▶ **Goal of the exercise**
Write the records out once more, so that nothing differs from the original.

(Saved entries)
________

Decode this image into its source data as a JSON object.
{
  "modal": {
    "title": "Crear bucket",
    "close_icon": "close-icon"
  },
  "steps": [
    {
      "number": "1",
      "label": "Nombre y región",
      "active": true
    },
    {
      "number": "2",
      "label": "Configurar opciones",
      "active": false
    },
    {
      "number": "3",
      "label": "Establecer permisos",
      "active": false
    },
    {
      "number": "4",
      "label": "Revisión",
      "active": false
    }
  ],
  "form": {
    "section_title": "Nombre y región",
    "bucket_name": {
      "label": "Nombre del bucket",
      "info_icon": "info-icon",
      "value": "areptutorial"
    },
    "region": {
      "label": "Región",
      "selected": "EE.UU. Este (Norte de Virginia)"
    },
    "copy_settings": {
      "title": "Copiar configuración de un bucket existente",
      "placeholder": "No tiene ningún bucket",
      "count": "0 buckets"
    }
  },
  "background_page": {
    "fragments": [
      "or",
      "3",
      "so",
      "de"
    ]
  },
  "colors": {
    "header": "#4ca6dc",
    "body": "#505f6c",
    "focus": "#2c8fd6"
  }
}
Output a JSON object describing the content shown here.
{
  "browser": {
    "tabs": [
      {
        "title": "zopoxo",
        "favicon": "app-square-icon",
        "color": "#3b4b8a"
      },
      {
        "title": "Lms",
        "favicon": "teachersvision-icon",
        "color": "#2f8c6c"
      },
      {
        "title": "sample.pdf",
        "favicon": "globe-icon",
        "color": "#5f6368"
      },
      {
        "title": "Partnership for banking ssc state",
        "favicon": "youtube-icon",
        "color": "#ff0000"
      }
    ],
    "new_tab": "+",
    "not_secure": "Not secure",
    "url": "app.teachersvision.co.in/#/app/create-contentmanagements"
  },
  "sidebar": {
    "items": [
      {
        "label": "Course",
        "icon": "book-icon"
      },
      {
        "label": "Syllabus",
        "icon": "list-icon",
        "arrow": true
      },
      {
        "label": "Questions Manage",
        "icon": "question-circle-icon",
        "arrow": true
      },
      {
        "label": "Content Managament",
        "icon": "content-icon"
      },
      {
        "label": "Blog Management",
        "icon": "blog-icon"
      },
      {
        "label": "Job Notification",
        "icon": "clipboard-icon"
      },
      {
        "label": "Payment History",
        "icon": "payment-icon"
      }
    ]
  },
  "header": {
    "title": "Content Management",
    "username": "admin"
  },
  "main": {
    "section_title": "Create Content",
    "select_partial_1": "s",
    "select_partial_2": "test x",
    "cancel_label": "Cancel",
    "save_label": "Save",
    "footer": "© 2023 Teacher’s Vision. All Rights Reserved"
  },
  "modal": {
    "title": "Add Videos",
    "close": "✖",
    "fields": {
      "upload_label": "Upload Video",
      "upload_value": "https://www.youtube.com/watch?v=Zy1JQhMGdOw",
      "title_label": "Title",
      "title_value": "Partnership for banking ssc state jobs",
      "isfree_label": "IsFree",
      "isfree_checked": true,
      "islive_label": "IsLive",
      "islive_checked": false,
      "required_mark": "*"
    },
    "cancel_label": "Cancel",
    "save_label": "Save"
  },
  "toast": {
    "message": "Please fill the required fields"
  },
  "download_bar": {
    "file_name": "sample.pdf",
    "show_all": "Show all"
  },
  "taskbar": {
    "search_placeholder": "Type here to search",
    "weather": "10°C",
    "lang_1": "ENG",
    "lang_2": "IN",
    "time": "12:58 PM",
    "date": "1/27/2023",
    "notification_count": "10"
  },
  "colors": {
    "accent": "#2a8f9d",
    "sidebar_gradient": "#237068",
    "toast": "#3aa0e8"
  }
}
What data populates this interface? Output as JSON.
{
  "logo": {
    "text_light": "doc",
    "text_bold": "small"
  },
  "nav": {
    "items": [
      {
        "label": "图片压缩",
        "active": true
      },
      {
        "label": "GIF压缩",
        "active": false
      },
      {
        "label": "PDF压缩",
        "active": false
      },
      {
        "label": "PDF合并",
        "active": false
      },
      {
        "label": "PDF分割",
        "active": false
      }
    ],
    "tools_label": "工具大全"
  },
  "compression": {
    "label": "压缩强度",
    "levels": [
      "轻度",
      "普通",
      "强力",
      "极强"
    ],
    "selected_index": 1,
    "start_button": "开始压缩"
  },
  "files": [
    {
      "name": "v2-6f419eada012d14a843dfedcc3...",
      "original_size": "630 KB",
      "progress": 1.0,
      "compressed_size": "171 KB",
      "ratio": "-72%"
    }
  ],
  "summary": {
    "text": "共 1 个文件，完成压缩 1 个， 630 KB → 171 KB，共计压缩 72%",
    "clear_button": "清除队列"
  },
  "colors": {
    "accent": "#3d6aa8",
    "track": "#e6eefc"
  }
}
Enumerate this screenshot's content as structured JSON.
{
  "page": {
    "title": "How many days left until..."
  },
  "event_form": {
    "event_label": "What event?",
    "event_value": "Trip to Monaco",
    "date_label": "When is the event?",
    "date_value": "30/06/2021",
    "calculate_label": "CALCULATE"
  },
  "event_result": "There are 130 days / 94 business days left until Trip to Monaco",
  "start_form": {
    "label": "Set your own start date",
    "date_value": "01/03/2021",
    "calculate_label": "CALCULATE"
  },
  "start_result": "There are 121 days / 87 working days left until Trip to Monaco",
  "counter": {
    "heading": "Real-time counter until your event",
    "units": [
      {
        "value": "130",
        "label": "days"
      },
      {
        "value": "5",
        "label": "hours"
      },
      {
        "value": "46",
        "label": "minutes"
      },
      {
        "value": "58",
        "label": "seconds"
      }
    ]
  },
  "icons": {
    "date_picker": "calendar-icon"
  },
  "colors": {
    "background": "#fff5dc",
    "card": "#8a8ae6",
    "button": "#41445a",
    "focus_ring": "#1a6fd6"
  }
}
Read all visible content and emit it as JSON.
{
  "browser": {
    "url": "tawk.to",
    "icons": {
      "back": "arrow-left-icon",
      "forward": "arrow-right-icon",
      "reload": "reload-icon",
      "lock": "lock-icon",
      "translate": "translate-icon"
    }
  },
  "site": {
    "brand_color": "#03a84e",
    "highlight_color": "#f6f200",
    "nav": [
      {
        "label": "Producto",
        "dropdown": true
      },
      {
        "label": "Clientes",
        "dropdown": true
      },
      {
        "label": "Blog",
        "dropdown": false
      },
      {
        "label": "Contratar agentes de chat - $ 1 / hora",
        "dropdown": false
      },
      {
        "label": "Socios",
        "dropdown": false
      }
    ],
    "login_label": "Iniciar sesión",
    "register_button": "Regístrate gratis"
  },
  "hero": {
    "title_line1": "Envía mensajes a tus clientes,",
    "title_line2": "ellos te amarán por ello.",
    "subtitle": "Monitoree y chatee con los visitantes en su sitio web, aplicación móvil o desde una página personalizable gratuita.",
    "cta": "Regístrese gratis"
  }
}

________

▶ **Answer for the task**
Decode this image into its source data as a JSON object.
{
  "modal": {
    "title": "Crear bucket",
    "close_icon": "close-icon"
  },
  "steps": [
    {
      "number": "1",
      "label": "Nombre y región",
      "active": true
    },
    {
      "number": "2",
      "label": "Configurar opciones",
      "active": false
    },
    {
      "number": "3",
      "label": "Establecer permisos",
      "active": false
    },
    {
      "number": "4",
      "label": "Revisión",
      "active": false
    }
  ],
  "form": {
    "section_title": "Nombre y región",
    "bucket_name": {
      "label": "Nombre del bucket",
      "info_icon": "info-icon",
      "value": "areptutorial"
    },
    "region": {
      "label": "Región",
      "selected": "EE.UU. Este (Norte de Virginia)"
    },
    "copy_settings": {
      "title": "Copiar configuración de un bucket existente",
      "placeholder": "No tiene ningún bucket",
      "count": "0 buckets"
    }
  },
  "background_page": {
    "fragments": [
      "or",
      "3",
      "so",
      "de"
    ]
  },
  "colors": {
    "header": "#4ca6dc",
    "body": "#505f6c",
    "focus": "#2c8fd6"
  }
}
Output a JSON object describing the content shown here.
{
  "browser": {
    "tabs": [
      {
        "title": "zopoxo",
        "favicon": "app-square-icon",
        "color": "#3b4b8a"
      },
      {
        "title": "Lms",
        "favicon": "teachersvision-icon",
        "color": "#2f8c6c"
      },
      {
        "title": "sample.pdf",
        "favicon": "globe-icon",
        "color": "#5f6368"
      },
      {
        "title": "Partnership for banking ssc state",
        "favicon": "youtube-icon",
        "color": "#ff0000"
      }
    ],
    "new_tab": "+",
    "not_secure": "Not secure",
    "url": "app.teachersvision.co.in/#/app/create-contentmanagements"
  },
  "sidebar": {
    "items": [
      {
        "label": "Course",
        "icon": "book-icon"
      },
      {
        "label": "Syllabus",
        "icon": "list-icon",
        "arrow": true
      },
      {
        "label": "Questions Manage",
        "icon": "question-circle-icon",
        "arrow": true
      },
      {
        "label": "Content Managament",
        "icon": "content-icon"
      },
      {
        "label": "Blog Management",
        "icon": "blog-icon"
      },
      {
        "label": "Job Notification",
        "icon": "clipboard-icon"
      },
      {
        "label": "Payment History",
        "icon": "payment-icon"
      }
    ]
  },
  "header": {
    "title": "Content Management",
    "username": "admin"
  },
  "main": {
    "section_title": "Create Content",
    "select_partial_1": "s",
    "select_partial_2": "test x",
    "cancel_label": "Cancel",
    "save_label": "Save",
    "footer": "© 2023 Teacher’s Vision. All Rights Reserved"
  },
  "modal": {
    "title": "Add Videos",
    "close": "✖",
    "fields": {
      "upload_label": "Upload Video",
      "upload_value": "https://www.youtube.com/watch?v=Zy1JQhMGdOw",
      "title_label": "Title",
      "title_value": "Partnership for banking ssc state jobs",
      "isfree_label": "IsFree",
      "isfree_checked": true,
      "islive_label": "IsLive",
      "islive_checked": false,
      "required_mark": "*"
    },
    "cancel_label": "Cancel",
    "save_label": "Save"
  },
  "toast": {
    "message": "Please fill the required fields"
  },
  "download_bar": {
    "file_name": "sample.pdf",
    "show_all": "Show all"
  },
  "taskbar": {
    "search_placeholder": "Type here to search",
    "weather": "10°C",
    "lang_1": "ENG",
    "lang_2": "IN",
    "time": "12:58 PM",
    "date": "1/27/2023",
    "notification_count": "10"
  },
  "colors": {
    "accent": "#2a8f9d",
    "sidebar_gradient": "#237068",
    "toast": "#3aa0e8"
  }
}
What data populates this interface? Output as JSON.
{
  "logo": {
    "text_light": "doc",
    "text_bold": "small"
  },
  "nav": {
    "items": [
      {
        "label": "图片压缩",
        "active": true
      },
      {
        "label": "GIF压缩",
        "active": false
      },
      {
        "label": "PDF压缩",
        "active": false
      },
      {
        "label": "PDF合并",
        "active": false
      },
      {
        "label": "PDF分割",
        "active": false
      }
    ],
    "tools_label": "工具大全"
  },
  "compression": {
    "label": "压缩强度",
    "levels": [
      "轻度",
      "普通",
      "强力",
      "极强"
    ],
    "selected_index": 1,
    "start_button": "开始压缩"
  },
  "files": [
    {
      "name": "v2-6f419eada012d14a843dfedcc3...",
      "original_size": "630 KB",
      "progress": 1.0,
      "compressed_size": "171 KB",
      "ratio": "-72%"
    }
  ],
  "summary": {
    "text": "共 1 个文件，完成压缩 1 个， 630 KB → 171 KB，共计压缩 72%",
    "clear_button": "清除队列"
  },
  "colors": {
    "accent": "#3d6aa8",
    "track": "#e6eefc"
  }
}
Enumerate this screenshot's content as structured JSON.
{
  "page": {
    "title": "How many days left until..."
  },
  "event_form": {
    "event_label": "What event?",
    "event_value": "Trip to Monaco",
    "date_label": "When is the event?",
    "date_value": "30/06/2021",
    "calculate_label": "CALCULATE"
  },
  "event_result": "There are 130 days / 94 business days left until Trip to Monaco",
  "start_form": {
    "label": "Set your own start date",
    "date_value": "01/03/2021",
    "calculate_label": "CALCULATE"
  },
  "start_result": "There are 121 days / 87 working days left until Trip to Monaco",
  "counter": {
    "heading": "Real-time counter until your event",
    "units": [
      {
        "value": "130",
        "label": "days"
      },
      {
        "value": "5",
        "label": "hours"
      },
      {
        "value": "46",
        "label": "minutes"
      },
      {
        "value": "58",
        "label": "seconds"
      }
    ]
  },
  "icons": {
    "date_picker": "calendar-icon"
  },
  "colors": {
    "background": "#fff5dc",
    "card": "#8a8ae6",
    "button": "#41445a",
    "focus_ring": "#1a6fd6"
  }
}
Read all visible content and emit it as JSON.
{
  "browser": {
    "url": "tawk.to",
    "icons": {
      "back": "arrow-left-icon",
      "forward": "arrow-right-icon",
      "reload": "reload-icon",
      "lock": "lock-icon",
      "translate": "translate-icon"
    }
  },
  "site": {
    "brand_color": "#03a84e",
    "highlight_color": "#f6f200",
    "nav": [
      {
        "label": "Producto",
        "dropdown": true
      },
      {
        "label": "Clientes",
        "dropdown": true
      },
      {
        "label": "Blog",
        "dropdown": false
      },
      {
        "label": "Contratar agentes de chat - $ 1 / hora",
        "dropdown": false
      },
      {
        "label": "Socios",
        "dropdown": false
      }
    ],
    "login_label": "Iniciar sesión",
    "register_button": "Regístrate gratis"
  },
  "hero": {
    "title_line1": "Envía mensajes a tus clientes,",
    "title_line2": "ellos te amarán por ello.",
    "subtitle": "Monitoree y chatee con los visitantes en su sitio web, aplicación móvil o desde una página personalizable gratuita.",
    "cta": "Regístrese gratis"
  }
}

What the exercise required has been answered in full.